### Interface dataset entries:
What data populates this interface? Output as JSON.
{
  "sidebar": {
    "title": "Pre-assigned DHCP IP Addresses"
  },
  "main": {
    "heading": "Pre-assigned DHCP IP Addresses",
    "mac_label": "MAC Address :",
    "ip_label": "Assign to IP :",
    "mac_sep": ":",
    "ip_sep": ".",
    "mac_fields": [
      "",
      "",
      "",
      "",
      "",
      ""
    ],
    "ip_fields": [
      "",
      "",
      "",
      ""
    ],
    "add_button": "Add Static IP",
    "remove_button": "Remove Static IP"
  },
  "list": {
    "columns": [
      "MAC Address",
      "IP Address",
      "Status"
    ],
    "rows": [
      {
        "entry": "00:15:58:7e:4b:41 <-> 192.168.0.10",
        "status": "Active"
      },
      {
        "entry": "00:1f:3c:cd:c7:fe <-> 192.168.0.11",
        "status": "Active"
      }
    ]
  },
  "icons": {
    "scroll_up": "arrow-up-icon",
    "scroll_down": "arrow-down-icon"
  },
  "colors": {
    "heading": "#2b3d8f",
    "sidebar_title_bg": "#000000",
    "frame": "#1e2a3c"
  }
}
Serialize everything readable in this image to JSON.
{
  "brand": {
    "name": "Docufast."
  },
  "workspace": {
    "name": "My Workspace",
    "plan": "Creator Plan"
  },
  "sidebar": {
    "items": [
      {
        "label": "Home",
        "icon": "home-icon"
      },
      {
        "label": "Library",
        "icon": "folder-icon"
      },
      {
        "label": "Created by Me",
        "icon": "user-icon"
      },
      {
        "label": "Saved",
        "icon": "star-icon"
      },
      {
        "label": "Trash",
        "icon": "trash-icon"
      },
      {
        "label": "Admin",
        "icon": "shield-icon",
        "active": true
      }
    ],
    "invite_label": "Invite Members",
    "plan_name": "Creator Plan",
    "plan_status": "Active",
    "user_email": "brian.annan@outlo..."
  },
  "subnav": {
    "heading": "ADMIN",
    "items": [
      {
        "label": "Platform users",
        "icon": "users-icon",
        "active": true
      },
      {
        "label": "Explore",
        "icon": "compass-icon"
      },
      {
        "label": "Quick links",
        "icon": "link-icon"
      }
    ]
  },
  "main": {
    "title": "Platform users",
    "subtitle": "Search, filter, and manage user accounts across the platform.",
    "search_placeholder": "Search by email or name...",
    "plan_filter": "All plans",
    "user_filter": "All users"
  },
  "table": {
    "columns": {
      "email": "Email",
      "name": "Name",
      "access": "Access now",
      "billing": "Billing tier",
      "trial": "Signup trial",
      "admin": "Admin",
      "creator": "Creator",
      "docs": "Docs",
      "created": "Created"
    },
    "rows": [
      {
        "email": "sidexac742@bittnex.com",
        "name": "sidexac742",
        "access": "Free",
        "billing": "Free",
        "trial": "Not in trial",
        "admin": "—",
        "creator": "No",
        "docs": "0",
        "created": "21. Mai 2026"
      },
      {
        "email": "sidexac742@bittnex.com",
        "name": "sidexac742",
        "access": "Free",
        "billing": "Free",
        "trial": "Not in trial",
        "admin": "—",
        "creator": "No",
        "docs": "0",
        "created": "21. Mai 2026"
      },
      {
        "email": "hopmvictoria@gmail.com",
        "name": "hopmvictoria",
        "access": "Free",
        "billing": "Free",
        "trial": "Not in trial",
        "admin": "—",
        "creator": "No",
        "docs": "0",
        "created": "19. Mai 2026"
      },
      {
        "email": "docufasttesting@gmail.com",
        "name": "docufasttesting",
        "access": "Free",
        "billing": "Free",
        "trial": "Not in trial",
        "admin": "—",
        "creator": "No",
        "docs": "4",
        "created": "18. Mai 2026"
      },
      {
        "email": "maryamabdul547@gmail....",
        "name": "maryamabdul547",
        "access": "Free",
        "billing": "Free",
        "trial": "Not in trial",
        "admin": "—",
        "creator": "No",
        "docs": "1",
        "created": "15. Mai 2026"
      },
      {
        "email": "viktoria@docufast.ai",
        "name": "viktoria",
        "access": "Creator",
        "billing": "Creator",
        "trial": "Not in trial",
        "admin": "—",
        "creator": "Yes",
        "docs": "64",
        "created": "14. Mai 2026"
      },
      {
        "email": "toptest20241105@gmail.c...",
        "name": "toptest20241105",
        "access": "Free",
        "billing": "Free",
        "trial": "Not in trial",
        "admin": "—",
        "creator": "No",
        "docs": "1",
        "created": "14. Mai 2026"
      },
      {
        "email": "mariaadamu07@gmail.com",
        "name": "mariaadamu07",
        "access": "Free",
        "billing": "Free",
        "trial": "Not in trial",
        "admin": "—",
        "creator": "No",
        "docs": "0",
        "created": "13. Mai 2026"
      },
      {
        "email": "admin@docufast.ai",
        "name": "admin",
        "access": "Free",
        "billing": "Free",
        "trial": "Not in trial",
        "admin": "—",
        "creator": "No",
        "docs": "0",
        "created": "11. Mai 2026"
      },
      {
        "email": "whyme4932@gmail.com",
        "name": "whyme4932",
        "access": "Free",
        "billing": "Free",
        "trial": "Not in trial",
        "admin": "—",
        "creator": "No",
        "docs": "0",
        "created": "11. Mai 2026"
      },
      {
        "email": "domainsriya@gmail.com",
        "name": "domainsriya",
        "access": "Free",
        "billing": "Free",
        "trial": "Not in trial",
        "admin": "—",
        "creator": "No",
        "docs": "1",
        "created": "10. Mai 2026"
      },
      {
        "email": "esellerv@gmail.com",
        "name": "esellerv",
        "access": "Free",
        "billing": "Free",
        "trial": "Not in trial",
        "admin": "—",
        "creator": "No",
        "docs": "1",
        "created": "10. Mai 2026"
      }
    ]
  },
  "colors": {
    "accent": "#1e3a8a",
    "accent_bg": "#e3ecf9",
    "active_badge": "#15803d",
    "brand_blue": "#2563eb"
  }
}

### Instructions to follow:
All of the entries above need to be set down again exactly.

### Answer space:
What data populates this interface? Output as JSON.
{
  "sidebar": {
    "title": "Pre-assigned DHCP IP Addresses"
  },
  "main": {
    "heading": "Pre-assigned DHCP IP Addresses",
    "mac_label": "MAC Address :",
    "ip_label": "Assign to IP :",
    "mac_sep": ":",
    "ip_sep": ".",
    "mac_fields": [
      "",
      "",
      "",
      "",
      "",
      ""
    ],
    "ip_fields": [
      "",
      "",
      "",
      ""
    ],
    "add_button": "Add Static IP",
    "remove_button": "Remove Static IP"
  },
  "list": {
    "columns": [
      "MAC Address",
      "IP Address",
      "Status"
    ],
    "rows": [
      {
        "entry": "00:15:58:7e:4b:41 <-> 192.168.0.10",
        "status": "Active"
      },
      {
        "entry": "00:1f:3c:cd:c7:fe <-> 192.168.0.11",
        "status": "Active"
      }
    ]
  },
  "icons": {
    "scroll_up": "arrow-up-icon",
    "scroll_down": "arrow-down-icon"
  },
  "colors": {
    "heading": "#2b3d8f",
    "sidebar_title_bg": "#000000",
    "frame": "#1e2a3c"
  }
}
Serialize everything readable in this image to JSON.
{
  "brand": {
    "name": "Docufast."
  },
  "workspace": {
    "name": "My Workspace",
    "plan": "Creator Plan"
  },
  "sidebar": {
    "items": [
      {
        "label": "Home",
        "icon": "home-icon"
      },
      {
        "label": "Library",
        "icon": "folder-icon"
      },
      {
        "label": "Created by Me",
        "icon": "user-icon"
      },
      {
        "label": "Saved",
        "icon": "star-icon"
      },
      {
        "label": "Trash",
        "icon": "trash-icon"
      },
      {
        "label": "Admin",
        "icon": "shield-icon",
        "active": true
      }
    ],
    "invite_label": "Invite Members",
    "plan_name": "Creator Plan",
    "plan_status": "Active",
    "user_email": "brian.annan@outlo..."
  },
  "subnav": {
    "heading": "ADMIN",
    "items": [
      {
        "label": "Platform users",
        "icon": "users-icon",
        "active": true
      },
      {
        "label": "Explore",
        "icon": "compass-icon"
      },
      {
        "label": "Quick links",
        "icon": "link-icon"
      }
    ]
  },
  "main": {
    "title": "Platform users",
    "subtitle": "Search, filter, and manage user accounts across the platform.",
    "search_placeholder": "Search by email or name...",
    "plan_filter": "All plans",
    "user_filter": "All users"
  },
  "table": {
    "columns": {
      "email": "Email",
      "name": "Name",
      "access": "Access now",
      "billing": "Billing tier",
      "trial": "Signup trial",
      "admin": "Admin",
      "creator": "Creator",
      "docs": "Docs",
      "created": "Created"
    },
    "rows": [
      {
        "email": "sidexac742@bittnex.com",
        "name": "sidexac742",
        "access": "Free",
        "billing": "Free",
        "trial": "Not in trial",
        "admin": "—",
        "creator": "No",
        "docs": "0",
        "created": "21. Mai 2026"
      },
      {
        "email": "sidexac742@bittnex.com",
        "name": "sidexac742",
        "access": "Free",
        "billing": "Free",
        "trial": "Not in trial",
        "admin": "—",
        "creator": "No",
        "docs": "0",
        "created": "21. Mai 2026"
      },
      {
        "email": "hopmvictoria@gmail.com",
        "name": "hopmvictoria",
        "access": "Free",
        "billing": "Free",
        "trial": "Not in trial",
        "admin": "—",
        "creator": "No",
        "docs": "0",
        "created": "19. Mai 2026"
      },
      {
        "email": "docufasttesting@gmail.com",
        "name": "docufasttesting",
        "access": "Free",
        "billing": "Free",
        "trial": "Not in trial",
        "admin": "—",
        "creator": "No",
        "docs": "4",
        "created": "18. Mai 2026"
      },
      {
        "email": "maryamabdul547@gmail....",
        "name": "maryamabdul547",
        "access": "Free",
        "billing": "Free",
        "trial": "Not in trial",
        "admin": "—",
        "creator": "No",
        "docs": "1",
        "created": "15. Mai 2026"
      },
      {
        "email": "viktoria@docufast.ai",
        "name": "viktoria",
        "access": "Creator",
        "billing": "Creator",
        "trial": "Not in trial",
        "admin": "—",
        "creator": "Yes",
        "docs": "64",
        "created": "14. Mai 2026"
      },
      {
        "email": "toptest20241105@gmail.c...",
        "name": "toptest20241105",
        "access": "Free",
        "billing": "Free",
        "trial": "Not in trial",
        "admin": "—",
        "creator": "No",
        "docs": "1",
        "created": "14. Mai 2026"
      },
      {
        "email": "mariaadamu07@gmail.com",
        "name": "mariaadamu07",
        "access": "Free",
        "billing": "Free",
        "trial": "Not in trial",
        "admin": "—",
        "creator": "No",
        "docs": "0",
        "created": "13. Mai 2026"
      },
      {
        "email": "admin@docufast.ai",
        "name": "admin",
        "access": "Free",
        "billing": "Free",
        "trial": "Not in trial",
        "admin": "—",
        "creator": "No",
        "docs": "0",
        "created": "11. Mai 2026"
      },
      {
        "email": "whyme4932@gmail.com",
        "name": "whyme4932",
        "access": "Free",
        "billing": "Free",
        "trial": "Not in trial",
        "admin": "—",
        "creator": "No",
        "docs": "0",
        "created": "11. Mai 2026"
      },
      {
        "email": "domainsriya@gmail.com",
        "name": "domainsriya",
        "access": "Free",
        "billing": "Free",
        "trial": "Not in trial",
        "admin": "—",
        "creator": "No",
        "docs": "1",
        "created": "10. Mai 2026"
      },
      {
        "email": "esellerv@gmail.com",
        "name": "esellerv",
        "access": "Free",
        "billing": "Free",
        "trial": "Not in trial",
        "admin": "—",
        "creator": "No",
        "docs": "1",
        "created": "10. Mai 2026"
      }
    ]
  },
  "colors": {
    "accent": "#1e3a8a",
    "accent_bg": "#e3ecf9",
    "active_badge": "#15803d",
    "brand_blue": "#2563eb"
  }
}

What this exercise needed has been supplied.